Ordinances and Resolutions

HiAP work begins before any legislation is passed. However, ordinances and resolutions can help institutionalize HiAP into government and other community work. King County, Washington implemented an ordinance stating that equity and social justice impacts will be considered in all decisions made. A task force and an “Equity Impact Review Tool” were established to assure this happens. Change Lab Solutions also offers a model ordinance for local municipalities to adapt as they see fit.

Resolutions are another way to institutionalize HiAP. Though resolutions do not hold the power of the law behind them, they give accountability to elected officials to follow-up on the HiAP initiatives. Typically, resolutions are a more accessible option. Public Health Institute has extensive experience with HiAP and successfully worked with the State of California to establish a HiAP task force and HiAP resolution. As a local Michigan example, the Ingham County Board of Health passed a resolution asking the Board of Commissioners to consider HiAP. Change Lab Solutions also gives a sample HiAP resolution, similar to their sample ordinance. If you are interested in the sample ordinances and resolutions mentioned, the Resources and Acknowledgements tab will direct you to some examples.

Ordinances Vs. Resolutions

Ordinances are legally binding policies and laws for local level governments and its constituents.

Resolutions are official government policy. Resolutions do not have the power of the law but express the intent of a government to follow a policy.

Change Lab Solutions.

Examples of Community Ordinances with a focus on HiAP or Equity

Health Impact Assessments

Health Impact Assessments (HIA) are the most comprehensive procedure for implementing HiAP. HIA’s provide a systematic strategy for implementing HiAP into the proposal, deliberation and execution of a project or policy. The main goal of a HIA is assuring health inequities are considered in the decision-making process and to promote sustainable development. Other communities have used HIA’s to guide decision-making and planning with projects in transportation, street design, housing and other community development topics.

HIA’s six-step procedure uses qualitative and quantitative evidence to analyze the possible long term effects of social determinants of health, including environmental and physical risks. HIA’s add a new dimension to decision-making in the hope of reducing adverse health effects and promoting beneficial ones. A HIA will preferably be completed before a project or policy is finalized, allowing for informed and data-driven decision-making. If you are interested in learning more about HIA’s, the Resources and Acknowledgements tab will direct you to further information.

6 Steps for a HIA

1. Screening

Identifying plan, project, or policy decisions for which an HIA would be useful.

2. Scoping

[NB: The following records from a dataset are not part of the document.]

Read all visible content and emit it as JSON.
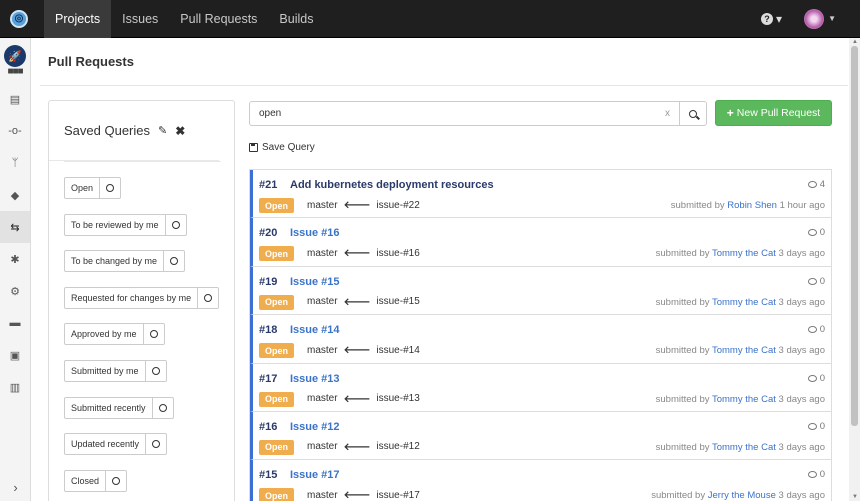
{
  "nav": {
    "tabs": [
      "Projects",
      "Issues",
      "Pull Requests",
      "Builds"
    ]
  },
  "page": {
    "title": "Pull Requests"
  },
  "saved_queries": {
    "title": "Saved Queries",
    "items": [
      "Open",
      "To be reviewed by me",
      "To be changed by me",
      "Requested for changes by me",
      "Approved by me",
      "Submitted by me",
      "Submitted recently",
      "Updated recently",
      "Closed"
    ]
  },
  "search": {
    "value": "open",
    "clear": "x"
  },
  "actions": {
    "new_pr": "New Pull Request",
    "save_query": "Save Query"
  },
  "pull_requests": [
    {
      "number": "#21",
      "title": "Add kubernetes deployment resources",
      "comments": "4",
      "status": "Open",
      "target": "master",
      "source": "issue-#22",
      "submitted_prefix": "submitted by",
      "user": "Robin Shen",
      "time": "1 hour ago"
    },
    {
      "number": "#20",
      "title": "Issue #16",
      "comments": "0",
      "status": "Open",
      "target": "master",
      "source": "issue-#16",
      "submitted_prefix": "submitted by",
      "user": "Tommy the Cat",
      "time": "3 days ago"
    },
    {
      "number": "#19",
      "title": "Issue #15",
      "comments": "0",
      "status": "Open",
      "target": "master",
      "source": "issue-#15",
      "submitted_prefix": "submitted by",
      "user": "Tommy the Cat",
      "time": "3 days ago"
    },
    {
      "number": "#18",
      "title": "Issue #14",
      "comments": "0",
      "status": "Open",
      "target": "master",
      "source": "issue-#14",
      "submitted_prefix": "submitted by",
      "user": "Tommy the Cat",
      "time": "3 days ago"
    },
    {
      "number": "#17",
      "title": "Issue #13",
      "comments": "0",
      "status": "Open",
      "target": "master",
      "source": "issue-#13",
      "submitted_prefix": "submitted by",
      "user": "Tommy the Cat",
      "time": "3 days ago"
    },
    {
      "number": "#16",
      "title": "Issue #12",
      "comments": "0",
      "status": "Open",
      "target": "master",
      "source": "issue-#12",
      "submitted_prefix": "submitted by",
      "user": "Tommy the Cat",
      "time": "3 days ago"
    },
    {
      "number": "#15",
      "title": "Issue #17",
      "comments": "0",
      "status": "Open",
      "target": "master",
      "source": "issue-#17",
      "submitted_prefix": "submitted by",
      "user": "Jerry the Mouse",
      "time": "3 days ago"
    }
  ],
  "colors": {
    "accent": "#3b6fd6",
    "open_badge": "#f0ad4e",
    "new_button": "#5cb85c"
  }
}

Planning the HIA and identifying what health risks and benefits to consider.

3. Assessment

Identifying affected populations and quantifying health impacts of the decision.

4. Recommendations

Suggesting practical actions to promote positive health effects and minimize negative health effects.

5. Reporting

Presenting results to decision makers, affected communities, and other stakeholders.

6. Monitoring

Determining the HIA’s impact on the decision and health status.

Healthy Places: Health Impact Assessments. Centers for Disease Control and Prevention.